* **Task to complete**:
Check each line of the records below for the word "cung" and copy those where it appears.

---------- Given data

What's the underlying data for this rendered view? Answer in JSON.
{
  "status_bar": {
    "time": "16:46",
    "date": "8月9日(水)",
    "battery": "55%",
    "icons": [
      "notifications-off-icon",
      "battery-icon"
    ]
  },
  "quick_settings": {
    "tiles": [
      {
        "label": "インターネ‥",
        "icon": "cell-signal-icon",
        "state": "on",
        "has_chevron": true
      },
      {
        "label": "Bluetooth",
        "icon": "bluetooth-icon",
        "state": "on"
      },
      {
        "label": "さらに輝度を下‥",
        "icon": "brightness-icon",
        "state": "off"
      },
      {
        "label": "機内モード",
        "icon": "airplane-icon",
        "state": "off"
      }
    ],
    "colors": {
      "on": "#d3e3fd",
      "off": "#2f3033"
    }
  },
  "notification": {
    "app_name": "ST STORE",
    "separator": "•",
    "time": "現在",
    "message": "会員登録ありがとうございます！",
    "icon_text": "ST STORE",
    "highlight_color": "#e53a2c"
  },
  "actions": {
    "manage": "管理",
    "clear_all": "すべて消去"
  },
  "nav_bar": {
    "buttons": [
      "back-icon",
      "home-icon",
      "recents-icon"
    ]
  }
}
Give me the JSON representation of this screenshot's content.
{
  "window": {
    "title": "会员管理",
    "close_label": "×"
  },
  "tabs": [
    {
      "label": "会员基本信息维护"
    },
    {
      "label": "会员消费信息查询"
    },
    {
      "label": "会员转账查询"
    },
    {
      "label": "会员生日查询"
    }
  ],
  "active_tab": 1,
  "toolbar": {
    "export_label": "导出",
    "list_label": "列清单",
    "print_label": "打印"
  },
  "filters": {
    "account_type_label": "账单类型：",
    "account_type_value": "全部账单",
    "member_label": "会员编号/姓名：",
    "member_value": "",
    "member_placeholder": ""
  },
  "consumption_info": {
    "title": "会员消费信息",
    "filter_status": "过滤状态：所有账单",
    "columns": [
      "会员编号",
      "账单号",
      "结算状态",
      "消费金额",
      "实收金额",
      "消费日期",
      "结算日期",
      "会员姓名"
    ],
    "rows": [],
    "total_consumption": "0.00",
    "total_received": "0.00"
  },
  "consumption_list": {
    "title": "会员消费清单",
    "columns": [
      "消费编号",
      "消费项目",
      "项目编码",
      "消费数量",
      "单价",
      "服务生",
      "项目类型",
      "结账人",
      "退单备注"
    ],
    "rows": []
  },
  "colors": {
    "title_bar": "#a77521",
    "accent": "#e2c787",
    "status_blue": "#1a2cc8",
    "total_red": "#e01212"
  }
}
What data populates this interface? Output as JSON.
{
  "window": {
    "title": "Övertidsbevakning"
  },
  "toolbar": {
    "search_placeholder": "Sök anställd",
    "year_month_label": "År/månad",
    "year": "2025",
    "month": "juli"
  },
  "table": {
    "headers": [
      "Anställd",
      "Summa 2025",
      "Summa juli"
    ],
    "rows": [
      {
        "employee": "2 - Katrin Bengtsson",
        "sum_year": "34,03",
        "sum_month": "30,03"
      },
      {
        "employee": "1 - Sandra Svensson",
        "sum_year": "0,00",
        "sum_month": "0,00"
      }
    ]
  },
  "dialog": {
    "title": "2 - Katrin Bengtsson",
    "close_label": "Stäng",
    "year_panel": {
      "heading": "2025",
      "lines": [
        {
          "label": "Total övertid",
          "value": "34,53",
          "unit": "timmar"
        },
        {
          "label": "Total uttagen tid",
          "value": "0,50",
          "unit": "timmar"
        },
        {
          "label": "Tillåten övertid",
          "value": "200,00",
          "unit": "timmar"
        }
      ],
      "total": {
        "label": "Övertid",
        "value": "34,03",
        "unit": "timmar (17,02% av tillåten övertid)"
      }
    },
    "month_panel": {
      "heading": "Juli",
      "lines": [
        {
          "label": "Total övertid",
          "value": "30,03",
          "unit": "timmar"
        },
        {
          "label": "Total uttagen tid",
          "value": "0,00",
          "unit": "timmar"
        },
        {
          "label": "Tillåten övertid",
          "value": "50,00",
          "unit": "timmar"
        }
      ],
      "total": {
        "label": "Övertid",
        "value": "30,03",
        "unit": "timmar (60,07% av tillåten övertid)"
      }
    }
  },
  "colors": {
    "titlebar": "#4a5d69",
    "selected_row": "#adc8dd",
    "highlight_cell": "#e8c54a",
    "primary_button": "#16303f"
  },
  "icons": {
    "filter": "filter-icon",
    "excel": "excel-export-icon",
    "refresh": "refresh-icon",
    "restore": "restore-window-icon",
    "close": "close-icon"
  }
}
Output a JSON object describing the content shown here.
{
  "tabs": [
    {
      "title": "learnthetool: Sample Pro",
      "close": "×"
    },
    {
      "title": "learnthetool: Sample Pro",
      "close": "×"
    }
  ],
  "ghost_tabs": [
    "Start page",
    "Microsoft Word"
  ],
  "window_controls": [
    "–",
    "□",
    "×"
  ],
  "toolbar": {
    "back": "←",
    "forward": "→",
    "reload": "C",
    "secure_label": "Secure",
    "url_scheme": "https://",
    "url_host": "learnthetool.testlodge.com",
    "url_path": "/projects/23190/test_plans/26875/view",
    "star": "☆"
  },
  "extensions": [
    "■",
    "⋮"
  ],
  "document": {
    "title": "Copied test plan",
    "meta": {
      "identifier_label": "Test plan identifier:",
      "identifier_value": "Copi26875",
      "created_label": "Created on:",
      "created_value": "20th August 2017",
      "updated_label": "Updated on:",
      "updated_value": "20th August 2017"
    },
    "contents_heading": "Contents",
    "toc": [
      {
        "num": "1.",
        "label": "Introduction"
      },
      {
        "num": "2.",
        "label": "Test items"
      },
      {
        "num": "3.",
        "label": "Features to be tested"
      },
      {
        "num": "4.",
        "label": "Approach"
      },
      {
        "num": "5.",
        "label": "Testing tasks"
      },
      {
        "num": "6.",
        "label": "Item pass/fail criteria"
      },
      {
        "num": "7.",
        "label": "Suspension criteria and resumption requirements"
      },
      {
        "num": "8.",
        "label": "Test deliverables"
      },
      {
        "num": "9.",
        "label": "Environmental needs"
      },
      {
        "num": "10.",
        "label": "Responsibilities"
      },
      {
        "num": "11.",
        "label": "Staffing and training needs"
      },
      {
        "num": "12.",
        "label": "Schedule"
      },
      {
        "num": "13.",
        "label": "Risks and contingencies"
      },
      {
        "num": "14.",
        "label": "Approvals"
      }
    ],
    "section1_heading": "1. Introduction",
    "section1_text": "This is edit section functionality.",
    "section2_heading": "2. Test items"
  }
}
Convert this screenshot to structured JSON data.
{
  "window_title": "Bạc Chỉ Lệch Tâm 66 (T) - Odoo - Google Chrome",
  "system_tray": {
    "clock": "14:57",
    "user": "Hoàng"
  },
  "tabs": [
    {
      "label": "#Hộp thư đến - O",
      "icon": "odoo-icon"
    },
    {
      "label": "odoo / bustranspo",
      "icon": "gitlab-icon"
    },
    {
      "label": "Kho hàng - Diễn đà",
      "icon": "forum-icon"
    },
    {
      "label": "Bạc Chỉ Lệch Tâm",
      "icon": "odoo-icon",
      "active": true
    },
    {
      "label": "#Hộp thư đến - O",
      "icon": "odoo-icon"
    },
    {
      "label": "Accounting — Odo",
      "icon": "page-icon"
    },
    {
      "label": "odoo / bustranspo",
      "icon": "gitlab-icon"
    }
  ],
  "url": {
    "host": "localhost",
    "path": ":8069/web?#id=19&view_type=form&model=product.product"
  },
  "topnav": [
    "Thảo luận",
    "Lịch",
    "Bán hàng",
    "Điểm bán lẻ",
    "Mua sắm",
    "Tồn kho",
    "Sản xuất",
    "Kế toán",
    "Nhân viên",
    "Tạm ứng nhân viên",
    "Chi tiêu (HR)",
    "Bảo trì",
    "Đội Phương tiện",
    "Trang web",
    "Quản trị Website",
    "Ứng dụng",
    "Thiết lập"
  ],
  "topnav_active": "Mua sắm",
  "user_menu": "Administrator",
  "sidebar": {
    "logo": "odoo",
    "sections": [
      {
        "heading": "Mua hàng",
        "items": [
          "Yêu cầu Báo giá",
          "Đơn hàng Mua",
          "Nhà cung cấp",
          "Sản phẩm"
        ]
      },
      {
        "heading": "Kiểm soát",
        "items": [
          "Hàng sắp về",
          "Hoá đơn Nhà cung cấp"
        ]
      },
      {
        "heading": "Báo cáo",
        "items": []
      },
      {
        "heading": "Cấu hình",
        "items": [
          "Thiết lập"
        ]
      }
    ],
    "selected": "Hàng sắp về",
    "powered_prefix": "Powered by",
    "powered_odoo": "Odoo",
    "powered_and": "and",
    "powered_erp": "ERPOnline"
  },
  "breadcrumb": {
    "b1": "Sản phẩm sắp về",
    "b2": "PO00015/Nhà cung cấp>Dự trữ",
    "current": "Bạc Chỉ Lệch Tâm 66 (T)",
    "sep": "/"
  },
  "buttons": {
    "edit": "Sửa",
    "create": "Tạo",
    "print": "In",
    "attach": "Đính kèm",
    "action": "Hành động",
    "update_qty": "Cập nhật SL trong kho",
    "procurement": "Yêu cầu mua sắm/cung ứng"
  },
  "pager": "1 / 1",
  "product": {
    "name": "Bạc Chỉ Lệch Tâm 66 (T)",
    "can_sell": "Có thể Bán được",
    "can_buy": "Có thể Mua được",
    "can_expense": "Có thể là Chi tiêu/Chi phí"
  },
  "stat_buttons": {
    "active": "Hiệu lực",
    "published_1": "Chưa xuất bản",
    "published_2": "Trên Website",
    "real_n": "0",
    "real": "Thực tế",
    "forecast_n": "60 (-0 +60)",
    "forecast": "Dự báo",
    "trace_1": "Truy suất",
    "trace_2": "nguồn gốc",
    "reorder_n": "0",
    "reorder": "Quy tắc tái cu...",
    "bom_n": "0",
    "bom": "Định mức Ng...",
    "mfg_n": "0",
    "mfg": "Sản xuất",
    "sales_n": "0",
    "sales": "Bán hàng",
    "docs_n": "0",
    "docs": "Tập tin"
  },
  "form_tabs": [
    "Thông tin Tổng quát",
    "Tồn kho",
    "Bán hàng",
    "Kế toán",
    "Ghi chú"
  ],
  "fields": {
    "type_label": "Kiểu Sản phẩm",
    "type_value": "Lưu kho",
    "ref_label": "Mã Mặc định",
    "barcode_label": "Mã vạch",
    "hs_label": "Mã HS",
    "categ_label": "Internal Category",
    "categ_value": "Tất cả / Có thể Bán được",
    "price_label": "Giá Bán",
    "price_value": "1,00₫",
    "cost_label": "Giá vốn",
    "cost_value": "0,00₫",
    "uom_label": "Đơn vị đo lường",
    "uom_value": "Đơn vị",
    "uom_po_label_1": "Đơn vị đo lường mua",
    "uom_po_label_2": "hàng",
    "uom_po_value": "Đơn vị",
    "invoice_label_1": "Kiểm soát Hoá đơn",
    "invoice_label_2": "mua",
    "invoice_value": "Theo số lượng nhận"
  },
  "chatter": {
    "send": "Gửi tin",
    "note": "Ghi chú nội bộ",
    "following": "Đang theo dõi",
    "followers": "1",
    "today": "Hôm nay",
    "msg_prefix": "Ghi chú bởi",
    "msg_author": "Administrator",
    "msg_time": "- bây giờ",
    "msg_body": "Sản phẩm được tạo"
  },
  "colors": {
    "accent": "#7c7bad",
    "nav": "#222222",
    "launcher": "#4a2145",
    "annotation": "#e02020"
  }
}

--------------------

* **Exercise answer**:
          "Nhà cung cấp",
          "Hoá đơn Nhà cung cấp"
    "b2": "PO00015/Nhà cung cấp>Dự trữ",
    "procurement": "Yêu cầu mua sắm/cung ứng"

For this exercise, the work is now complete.